Family was home, but no injuries were reported
It’s a story that may not come again until 2061. That is when Halley’s Comet is expected to enter Earth’s solar system again after May 27.
A possible meteorite from remnants of Halley’s Comet may have crashed through the roof of a house on Old Washington Crossing-Pennington Road around 1 p.m. May 8, according to the Hopewell Township Police Department.
The metallic object struck the roof of the one-story house and landed on the floor inside the house, police said. The oblong-shaped object measured about four inches by six inches. The residents were at home, but no one was injured.
Police believe the metallic object may actually be related to the current meteor shower called Eta Aquarid, and reached out to other agencies to help identify it and to safeguard the residents and the object.
The Eta Aquarid meteor shower has been active since April 15 and will remain active through May 27, according to www.space.com. It was expected to peak May 5-6.
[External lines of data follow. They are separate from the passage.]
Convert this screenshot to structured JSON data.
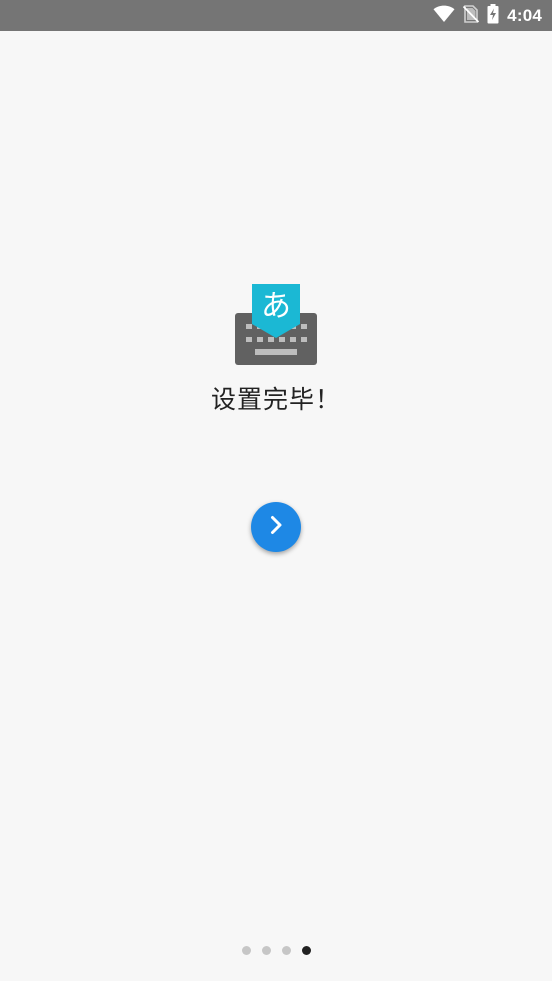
{
  "status_bar": {
    "time": "4:04",
    "icons": [
      "wifi-icon",
      "no-sim-icon",
      "battery-charging-icon"
    ]
  },
  "logo": {
    "icon": "japanese-ime-keyboard-icon",
    "glyph": "あ",
    "colors": {
      "bubble": "#1bb8d4",
      "keyboard": "#616161",
      "keys": "#bdbdbd"
    }
  },
  "title": "设置完毕！",
  "next_button": {
    "icon": "chevron-right-icon",
    "color": "#1e88e5"
  },
  "pager": {
    "total": 4,
    "current": 4
  }
}
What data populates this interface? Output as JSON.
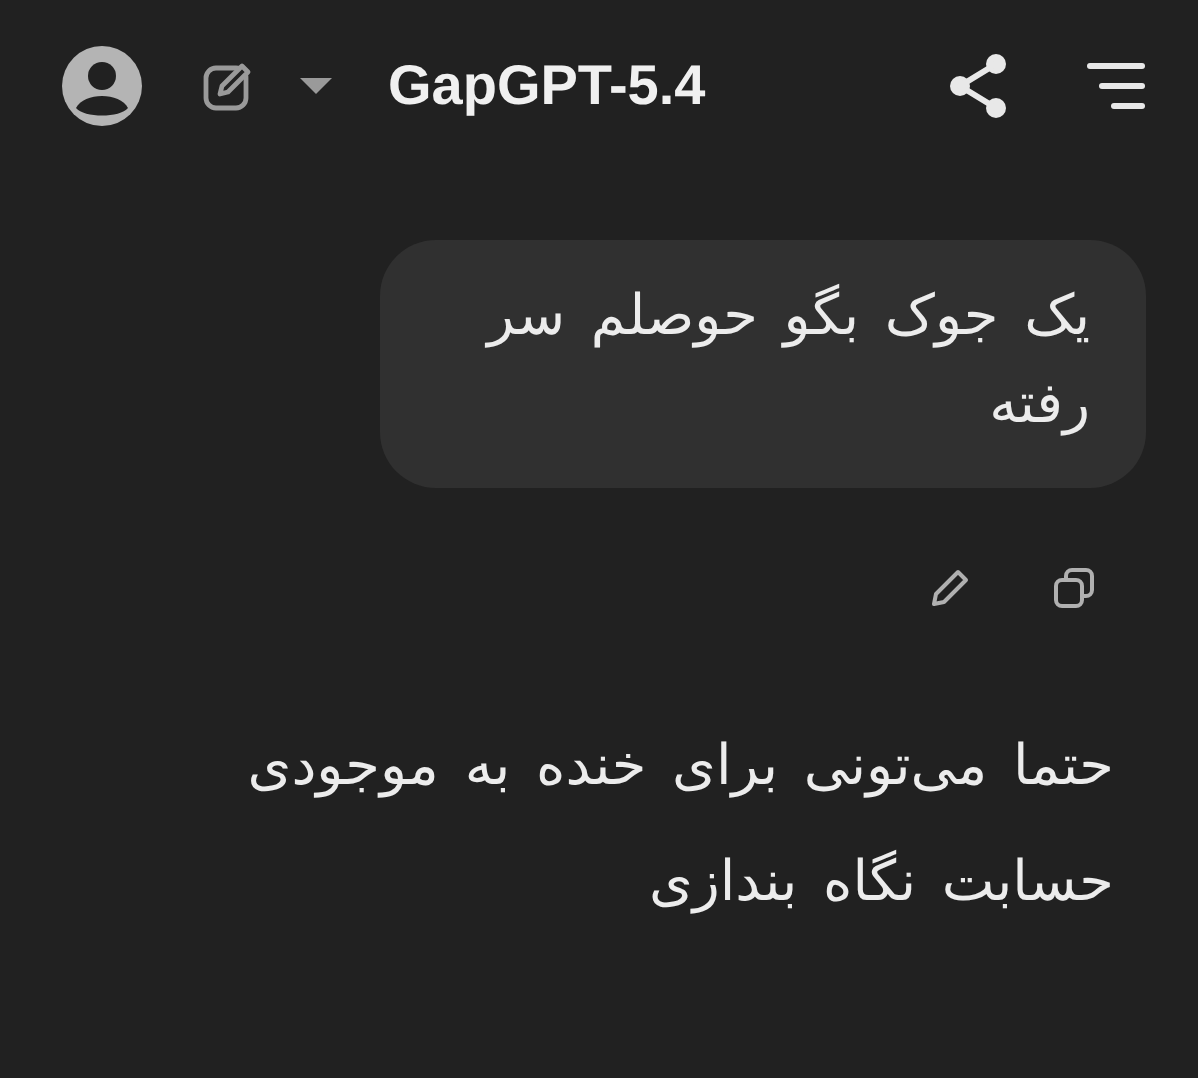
{
  "header": {
    "title": "GapGPT-5.4"
  },
  "messages": [
    {
      "kind": "user",
      "text": "یک جوک بگو حوصلم سر رفته"
    },
    {
      "kind": "assistant",
      "text": "حتما می‌تونی برای خنده به موجودی حسابت نگاه بندازی"
    }
  ]
}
A significant outburst is possible, caused by particles ejected from Comet Halley in 390 B.C. (Before Christ), said Bill Cooke of the Meteoroid Environment Office at NASA’s Marshall Space Flight Center in Huntsville, Ala.
The Eta Aquarid meteor shower is categorized as a strong shower, according to www.space.com. The maximum rate for shooting stars in a clear sky is about 50 per hour. The meteors travel across the sky about 41 miles per second.
The shower is caused by ice and dust left behind by Halley’s Comet. When the Earth passes through the comet’s debris, the comet crumbs heat up as they enter the Earth’s atmosphere, according to www.space.com. The result is “shooting stars” that streak across the sky.
Halley’s Comet takes about 76 years to orbit the sun once, and will not enter the solar system again until 2061, according to www.space.com. The comet is named after English astronomer Edmond Halley, who examined reports of comets approaching Earth in 1531, 1607 and 1682.
Halley concluded that the sightings were all of the same comet, which returned over and over again, according to www.space.com. He predicted the comet would return in 1758. He did not live to see it, but the comet was later named in his honor.